Norwegian Radar Technology to Mars
The announcement came at a press conference at the space agency NASA headquarters in Washington on Thursday evening.
– Today we take probably an important step towards Mars. The spacecraft Curiosity was an iconic example of how technology and science can pave the way for more knowledge about Mars. The new spacecraft is probably an important step in facilitating human expeditions on the red planet, said NASA’s Chief Executive Officer Charles Bolden.
FFI instrument was one of seven proposals which were selected to equip the spacecraft. Totally, 58 submissions were made from all over the world – twice as many as in previous NASA competitions. FFI radar was one of two non-US contributions that have been accepted.
– It gives an indication of the huge international interest in exploring the planet Mars. It also says something about radar technology we develop at FFI is absolutely world class, says John Mikal Størdal.
NASA’s next spacecraft is virtually identical to the Curiosity landing on Mars in 2012. The new “rover” will be a rolling laboratory with the most advanced instruments that have ever been sent out in search of traces of life. The spacecraft will measure temperature, wind direction, strength and humidity, as well as analyze the collected dust.
Radar TEchnology by FFI
FFI developed Rimfaxe (Radar Imager for Mars Subsurface Exploration), one ground penetrating radar that can see into the ground. Rimfaxe will help determine the type of geology rover driving through. The goal is to find places where there has been water on Mars.
The main architect behind Rimfaxe is chief researcher Svein-Erik Hamran FFI, both leading the scientific process and the development. Together with Hamran, an international group comprising two other Norwegians, three Americans and a Canadian researcher will be working in the project.

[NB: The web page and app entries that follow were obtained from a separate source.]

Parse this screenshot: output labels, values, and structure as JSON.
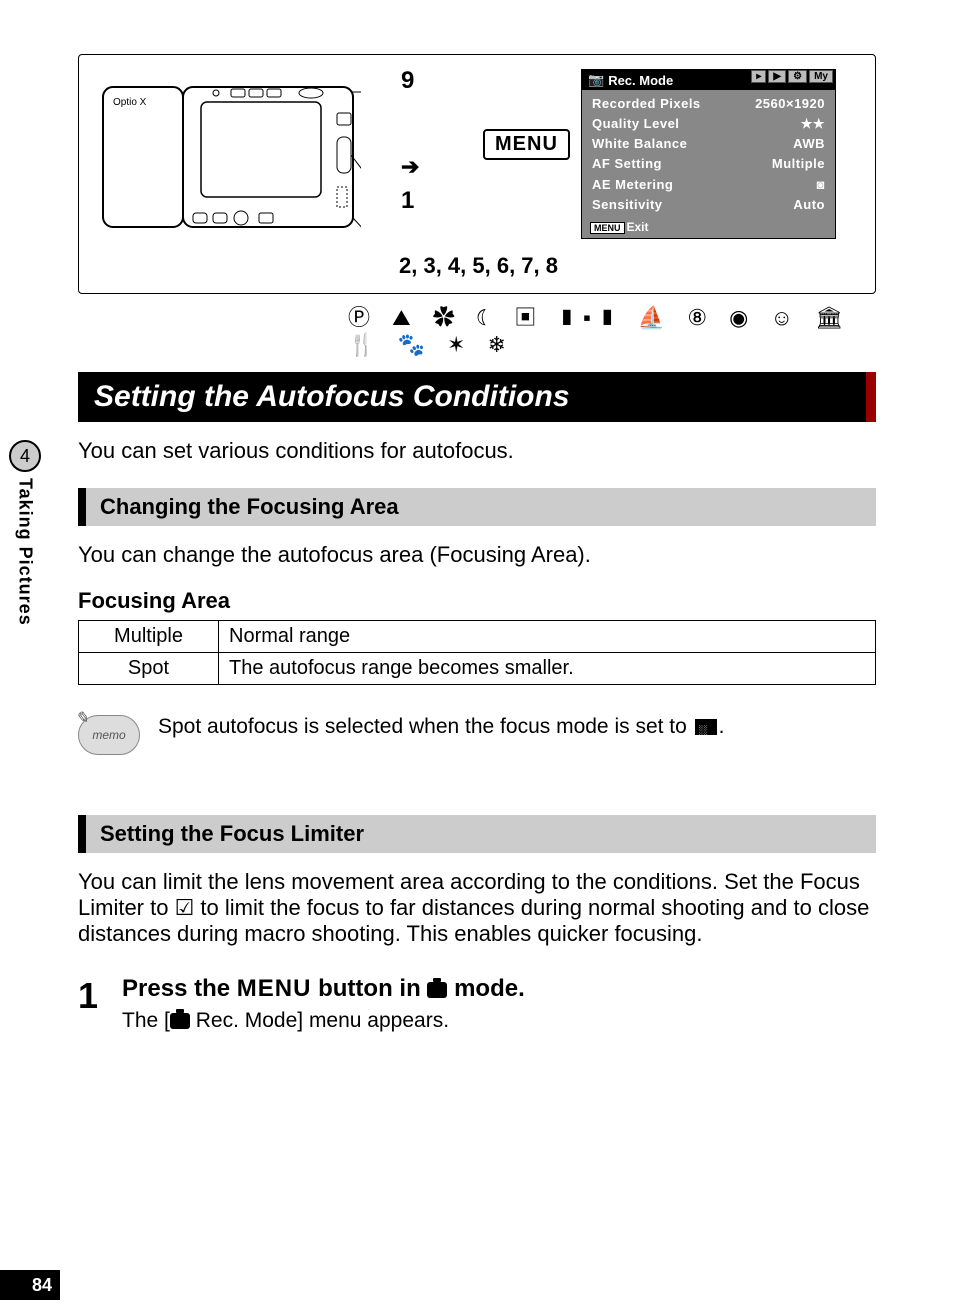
{
  "side": {
    "chapter_number": "4",
    "chapter_label": "Taking Pictures"
  },
  "page_number": "84",
  "diagram": {
    "callout_top": "9",
    "callout_mid": "1",
    "callout_bottom": "2, 3, 4, 5, 6, 7, 8",
    "menu_label": "MENU",
    "arrow": "➔"
  },
  "screen": {
    "header_icon": "📷",
    "header": "Rec. Mode",
    "tabs": [
      "▸",
      "▶",
      "⚙",
      "My"
    ],
    "rows": [
      {
        "k": "Recorded Pixels",
        "v": "2560×1920"
      },
      {
        "k": "Quality Level",
        "v": "★★"
      },
      {
        "k": "White Balance",
        "v": "AWB"
      },
      {
        "k": "AF Setting",
        "v": "Multiple"
      },
      {
        "k": "AE Metering",
        "v": "◙"
      },
      {
        "k": "Sensitivity",
        "v": "Auto"
      }
    ],
    "exit_button": "MENU",
    "exit_label": "Exit"
  },
  "mode_icons": "Ⓟ ⛰ ✿ ☾ ▣ ▮▪▮ ⛵ ⑧ ◉ ☺ 🏛 🍴 🐾 ✶ ❄",
  "section_title": "Setting the Autofocus Conditions",
  "intro_text": "You can set various conditions for autofocus.",
  "sub1_title": "Changing the Focusing Area",
  "sub1_text": "You can change the autofocus area (Focusing Area).",
  "table_caption": "Focusing Area",
  "table": [
    {
      "k": "Multiple",
      "v": "Normal range"
    },
    {
      "k": "Spot",
      "v": "The autofocus range becomes smaller."
    }
  ],
  "memo_label": "memo",
  "memo_text_a": "Spot autofocus is selected when the focus mode is set to ",
  "memo_text_b": ".",
  "sub2_title": "Setting the Focus Limiter",
  "sub2_text": "You can limit the lens movement area according to the conditions. Set the Focus Limiter to ☑ to limit the focus to far distances during normal shooting and to close distances during macro shooting. This enables quicker focusing.",
  "step": {
    "num": "1",
    "title_a": "Press the ",
    "menu_word": "MENU",
    "title_b": " button in ",
    "title_c": " mode.",
    "sub_a": "The [",
    "sub_b": " Rec. Mode] menu appears."
  }
}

In this video, a team of scientists and engineers gives proposals for NASA’s 2020 Mars rover mission.
Source: The Nordic Page Norway